SIDDHARTHA could no longer find peace. He strode through the halls of his palace like a lion stung by some poisoned dart. He was unhappy.
One day, there came to him a great longing for the open fields and the sight of green meadows. He left the palace, and as he strolled aimlessly through the country, he mused:
"It is indeed a pity that man, weak as he really is, and subject to sickness, with old age a certainty and death for a master, should, in his ignorance and pride, contemn the sick, the aged and the dead. If I should look with disgust upon some fellow-being who was sick or old or dead, I would be unjust, I would not be worthy of understanding the supreme law."
And as he pondered the misery of mankind, he lost the vain illusion of strength, of youth and of life. He knew no longer joy or grief, doubt or weariness, desire or love, hatred or scorn.
Suddenly, he saw a man approaching who looked like a beggar and who was visible to him alone.
"Tell me, who are you?" the prince asked him.
"Hero," said the monk, "through fear of birth and death, I became an itinerant monk.
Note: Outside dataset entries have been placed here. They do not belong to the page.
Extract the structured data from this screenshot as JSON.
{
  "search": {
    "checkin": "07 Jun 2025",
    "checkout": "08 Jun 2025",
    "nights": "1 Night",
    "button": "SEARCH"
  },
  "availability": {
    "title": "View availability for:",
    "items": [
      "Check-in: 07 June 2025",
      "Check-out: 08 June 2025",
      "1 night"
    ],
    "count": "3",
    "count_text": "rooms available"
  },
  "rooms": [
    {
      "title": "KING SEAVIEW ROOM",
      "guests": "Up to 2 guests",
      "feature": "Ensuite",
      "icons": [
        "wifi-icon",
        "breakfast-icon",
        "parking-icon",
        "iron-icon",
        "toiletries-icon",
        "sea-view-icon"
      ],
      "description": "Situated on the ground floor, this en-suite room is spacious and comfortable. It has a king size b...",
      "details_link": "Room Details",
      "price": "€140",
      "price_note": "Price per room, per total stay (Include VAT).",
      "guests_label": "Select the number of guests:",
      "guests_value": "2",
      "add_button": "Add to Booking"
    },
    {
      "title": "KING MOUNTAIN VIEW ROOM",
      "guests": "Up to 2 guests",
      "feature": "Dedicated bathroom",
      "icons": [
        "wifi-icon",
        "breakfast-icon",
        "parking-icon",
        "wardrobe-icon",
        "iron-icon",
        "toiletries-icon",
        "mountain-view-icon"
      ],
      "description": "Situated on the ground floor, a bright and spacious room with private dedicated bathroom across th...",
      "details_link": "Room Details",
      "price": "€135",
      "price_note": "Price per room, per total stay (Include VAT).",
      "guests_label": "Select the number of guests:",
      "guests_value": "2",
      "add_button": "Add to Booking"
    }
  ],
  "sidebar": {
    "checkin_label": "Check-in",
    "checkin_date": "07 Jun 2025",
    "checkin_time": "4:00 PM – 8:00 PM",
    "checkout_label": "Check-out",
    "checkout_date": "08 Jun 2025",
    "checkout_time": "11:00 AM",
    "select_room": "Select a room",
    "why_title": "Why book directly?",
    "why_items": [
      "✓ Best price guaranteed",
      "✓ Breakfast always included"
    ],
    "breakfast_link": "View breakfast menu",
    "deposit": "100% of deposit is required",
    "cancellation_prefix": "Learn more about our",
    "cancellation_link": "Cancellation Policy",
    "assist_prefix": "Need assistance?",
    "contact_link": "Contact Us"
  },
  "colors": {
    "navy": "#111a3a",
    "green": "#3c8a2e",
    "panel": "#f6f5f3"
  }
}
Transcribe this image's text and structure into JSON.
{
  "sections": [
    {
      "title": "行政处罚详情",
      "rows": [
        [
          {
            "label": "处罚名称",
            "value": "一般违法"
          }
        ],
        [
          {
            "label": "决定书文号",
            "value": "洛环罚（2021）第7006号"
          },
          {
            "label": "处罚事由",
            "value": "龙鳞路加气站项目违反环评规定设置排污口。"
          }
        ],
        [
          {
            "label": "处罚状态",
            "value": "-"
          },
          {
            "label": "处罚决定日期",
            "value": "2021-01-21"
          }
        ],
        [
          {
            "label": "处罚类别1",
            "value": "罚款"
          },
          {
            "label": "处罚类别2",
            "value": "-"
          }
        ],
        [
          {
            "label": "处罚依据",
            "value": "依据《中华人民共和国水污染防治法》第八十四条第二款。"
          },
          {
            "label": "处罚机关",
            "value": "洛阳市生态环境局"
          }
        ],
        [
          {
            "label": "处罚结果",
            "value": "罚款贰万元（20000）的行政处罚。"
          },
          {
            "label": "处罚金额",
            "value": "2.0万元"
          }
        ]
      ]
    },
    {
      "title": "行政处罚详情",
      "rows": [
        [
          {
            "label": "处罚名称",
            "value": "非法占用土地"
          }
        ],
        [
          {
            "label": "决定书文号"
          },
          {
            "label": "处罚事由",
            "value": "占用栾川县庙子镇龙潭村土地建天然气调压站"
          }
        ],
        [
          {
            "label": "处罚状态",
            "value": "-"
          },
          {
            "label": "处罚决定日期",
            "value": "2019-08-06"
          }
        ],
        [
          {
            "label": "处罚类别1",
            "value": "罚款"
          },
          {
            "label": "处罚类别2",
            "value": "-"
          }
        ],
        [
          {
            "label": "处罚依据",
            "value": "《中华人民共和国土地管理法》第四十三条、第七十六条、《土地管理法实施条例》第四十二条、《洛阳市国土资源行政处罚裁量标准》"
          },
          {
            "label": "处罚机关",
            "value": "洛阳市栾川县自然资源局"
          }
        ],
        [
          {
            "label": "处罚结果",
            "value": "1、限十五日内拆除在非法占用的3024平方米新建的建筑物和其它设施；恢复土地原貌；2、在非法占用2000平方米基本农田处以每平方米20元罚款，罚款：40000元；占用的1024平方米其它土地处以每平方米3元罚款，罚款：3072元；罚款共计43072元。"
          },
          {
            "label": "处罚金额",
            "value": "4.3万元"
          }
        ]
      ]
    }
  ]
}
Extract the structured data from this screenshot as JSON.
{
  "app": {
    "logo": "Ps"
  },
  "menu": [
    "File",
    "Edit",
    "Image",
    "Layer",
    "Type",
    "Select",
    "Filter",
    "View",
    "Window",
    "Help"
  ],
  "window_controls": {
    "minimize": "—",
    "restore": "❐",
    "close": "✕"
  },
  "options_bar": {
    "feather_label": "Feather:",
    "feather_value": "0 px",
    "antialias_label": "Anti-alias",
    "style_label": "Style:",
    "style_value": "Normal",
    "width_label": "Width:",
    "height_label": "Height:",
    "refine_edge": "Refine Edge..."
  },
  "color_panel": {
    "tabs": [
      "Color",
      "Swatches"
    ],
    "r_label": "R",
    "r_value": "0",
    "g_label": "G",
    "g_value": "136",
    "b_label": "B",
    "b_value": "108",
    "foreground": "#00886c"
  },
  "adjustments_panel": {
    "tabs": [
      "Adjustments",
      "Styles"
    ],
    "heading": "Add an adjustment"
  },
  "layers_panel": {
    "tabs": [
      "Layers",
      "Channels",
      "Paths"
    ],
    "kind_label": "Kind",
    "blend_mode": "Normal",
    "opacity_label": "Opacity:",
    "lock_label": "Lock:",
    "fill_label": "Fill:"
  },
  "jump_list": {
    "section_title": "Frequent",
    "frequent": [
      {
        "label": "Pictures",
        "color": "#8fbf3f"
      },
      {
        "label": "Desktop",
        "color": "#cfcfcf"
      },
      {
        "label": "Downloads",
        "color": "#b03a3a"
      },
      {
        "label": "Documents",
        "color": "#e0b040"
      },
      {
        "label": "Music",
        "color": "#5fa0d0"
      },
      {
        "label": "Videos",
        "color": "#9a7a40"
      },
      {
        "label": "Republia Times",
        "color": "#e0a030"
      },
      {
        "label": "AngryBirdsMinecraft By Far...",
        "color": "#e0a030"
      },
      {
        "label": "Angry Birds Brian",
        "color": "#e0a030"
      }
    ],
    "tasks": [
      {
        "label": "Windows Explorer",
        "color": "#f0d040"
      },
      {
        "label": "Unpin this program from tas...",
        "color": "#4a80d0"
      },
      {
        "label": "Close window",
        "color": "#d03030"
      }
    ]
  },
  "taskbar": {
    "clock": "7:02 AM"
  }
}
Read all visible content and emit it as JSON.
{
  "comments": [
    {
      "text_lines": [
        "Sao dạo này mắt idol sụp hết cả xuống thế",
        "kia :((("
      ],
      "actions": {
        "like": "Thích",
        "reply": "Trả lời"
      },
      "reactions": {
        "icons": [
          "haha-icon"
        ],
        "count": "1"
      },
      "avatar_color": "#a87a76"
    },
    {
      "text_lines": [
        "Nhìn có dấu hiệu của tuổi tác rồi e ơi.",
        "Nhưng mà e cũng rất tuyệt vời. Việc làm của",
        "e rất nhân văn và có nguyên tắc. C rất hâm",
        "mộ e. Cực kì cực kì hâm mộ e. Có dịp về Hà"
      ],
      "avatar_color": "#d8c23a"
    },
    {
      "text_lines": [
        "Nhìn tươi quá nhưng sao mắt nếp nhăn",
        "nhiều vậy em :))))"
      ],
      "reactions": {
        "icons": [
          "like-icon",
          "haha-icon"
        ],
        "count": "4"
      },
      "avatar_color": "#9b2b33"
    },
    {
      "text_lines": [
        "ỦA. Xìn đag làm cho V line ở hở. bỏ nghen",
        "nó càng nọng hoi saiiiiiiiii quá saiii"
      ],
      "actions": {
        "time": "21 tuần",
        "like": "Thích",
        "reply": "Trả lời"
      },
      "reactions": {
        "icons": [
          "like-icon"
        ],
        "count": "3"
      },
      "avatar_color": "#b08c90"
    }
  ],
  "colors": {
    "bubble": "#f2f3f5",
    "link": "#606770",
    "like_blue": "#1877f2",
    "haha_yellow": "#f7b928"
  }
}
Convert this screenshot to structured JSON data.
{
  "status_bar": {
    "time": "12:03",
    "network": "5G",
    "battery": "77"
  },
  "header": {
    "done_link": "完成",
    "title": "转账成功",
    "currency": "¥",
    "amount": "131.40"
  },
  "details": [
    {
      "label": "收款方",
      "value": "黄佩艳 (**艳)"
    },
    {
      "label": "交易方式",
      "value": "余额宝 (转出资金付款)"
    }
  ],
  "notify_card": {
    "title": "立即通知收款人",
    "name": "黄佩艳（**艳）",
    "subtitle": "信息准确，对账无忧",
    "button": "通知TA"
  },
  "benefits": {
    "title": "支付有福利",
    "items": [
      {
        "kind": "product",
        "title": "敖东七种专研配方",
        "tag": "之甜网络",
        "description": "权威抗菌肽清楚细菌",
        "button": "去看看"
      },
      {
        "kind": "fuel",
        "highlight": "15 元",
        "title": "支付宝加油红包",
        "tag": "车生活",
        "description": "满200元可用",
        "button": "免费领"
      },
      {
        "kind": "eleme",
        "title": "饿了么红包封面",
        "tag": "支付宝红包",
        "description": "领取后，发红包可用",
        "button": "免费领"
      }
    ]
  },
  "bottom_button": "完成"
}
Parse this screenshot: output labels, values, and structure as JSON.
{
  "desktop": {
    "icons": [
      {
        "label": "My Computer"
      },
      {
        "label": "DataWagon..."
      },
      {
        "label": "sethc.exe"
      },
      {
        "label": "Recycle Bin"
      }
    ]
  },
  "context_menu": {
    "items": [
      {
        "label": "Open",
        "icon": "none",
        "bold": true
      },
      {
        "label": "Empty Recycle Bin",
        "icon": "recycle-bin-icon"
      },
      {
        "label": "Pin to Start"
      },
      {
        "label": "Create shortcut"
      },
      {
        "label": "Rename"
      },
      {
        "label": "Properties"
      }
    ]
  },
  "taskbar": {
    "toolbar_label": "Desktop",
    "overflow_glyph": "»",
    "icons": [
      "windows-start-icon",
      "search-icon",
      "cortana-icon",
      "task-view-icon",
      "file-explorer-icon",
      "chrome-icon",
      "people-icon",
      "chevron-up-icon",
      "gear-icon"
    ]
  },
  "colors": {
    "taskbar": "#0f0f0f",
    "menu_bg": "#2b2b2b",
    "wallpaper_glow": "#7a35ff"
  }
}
I seek deliverance. The world is at the mercy of destruction. I think not as other men; I shun pleasures; I know nothing of passion; I look for solitude. Sometimes I live at the foot of a tree; sometimes I live in the lonely mountains or sometimes in the forest. I own nothing; I expect nothing. I wander about, living on charity, and seeking only the highest good."
He spoke. Then he ascended into the sky and disappeared. A God had taken the form of a monk in order to arouse the prince.
Siddhartha was happy. He saw where his duty lay; he decided to leave the palace and become a monk.
He returned to the city. Near the gates he passed a young woman who bowed and said to him, "She who is your bride must know supreme blessedness, O noble prince." He heard her voice, and his soul was filled with peace: the thought had come to him of supreme blessedness, of beatitude, of nirvana.
He went to the king; he bowed and said to him:
"King, grant the request I have to make. Do not oppose it, for I am determined. I would leave the palace, I would walk in the path of deliverance. We must part, father."
The king was deeply moved. With tears in his voice, he said to his son:
"Son, give up this idea. You're still too young to consider a religious calling. Our thoughts in the springtime of life are wayward and changeable. Besides, it is a grave mistake to perform austere practises in our youth. Our senses are eager for new pleasures; our firmest resolutions are forgotten when we learn the cost in effort. The body wanders in the forest of desire, only our thoughts escape. Youth lacks experience. It is for me, rather, to embrace religion. The time has come for me to leave the palace. I abdicate, O my son. Reign in my stead. Be strong and courageous; your family needs you. And first know the joys of youth, then those of later years, before you betake yourself to the woods and become a hermit."
The prince answered:
"Promise me four things, O father, and I shall not leave your house and repair to the woods."
"What are they?" asked the king.
"Promise me that my life will not end in death, that sickness will not impair my health, that age will not follow my youth, that misfortune will not destroy my prosperity."
"You are asking too much," replied the king. "Give up this idea. It is not well to act on a foolish impulse."
Solemn as Meru mountain, the prince said to his father:
"If you can not promise me these four things, do not hold me back, O father. When some one is trying to escape from a burning house, we should not hinder him. The day comes, inevitably, when we must leave this world, but what merits is there in a forced separation? A voluntary separation is far better. Death would carry me out of the world before I had reached my goal, before I had satisfied my ardor. The world is a prison: would that I could free those beings who are prisoners of desire! The world is a deep pit wherein wander the ignorant and the blind: would that I could light the lamp of knowledge, would that I could remove the film that hides the light of wisdom! The world has raised the wrong banner, it has raised the banner of pride: would that I could pull it down, would that I could tear to pieces the banner of pride! The world is troubled, the world is in a turmoil, the world is a wheel of fire: would that I could, with the true law, bring peace to all men!"
With tears in his eyes, he returned to the palace. In the great hall Gopa's companions were laughing and singing. He paid no heed to them. Night came on, and they were silent.
They fell asleep. The prince looked at them.
Gone was their studied grace, gone the sparkle of their eyes. Their hair was dishevelled, their mouths gaped, their breasts were crushed, and their arms and legs were stiffly outstretched or clumsily twisted under them. And the prince cried:
"Dead! They are dead! I am standing in a graveyard!"
And he left, and made his way toward the royal stables.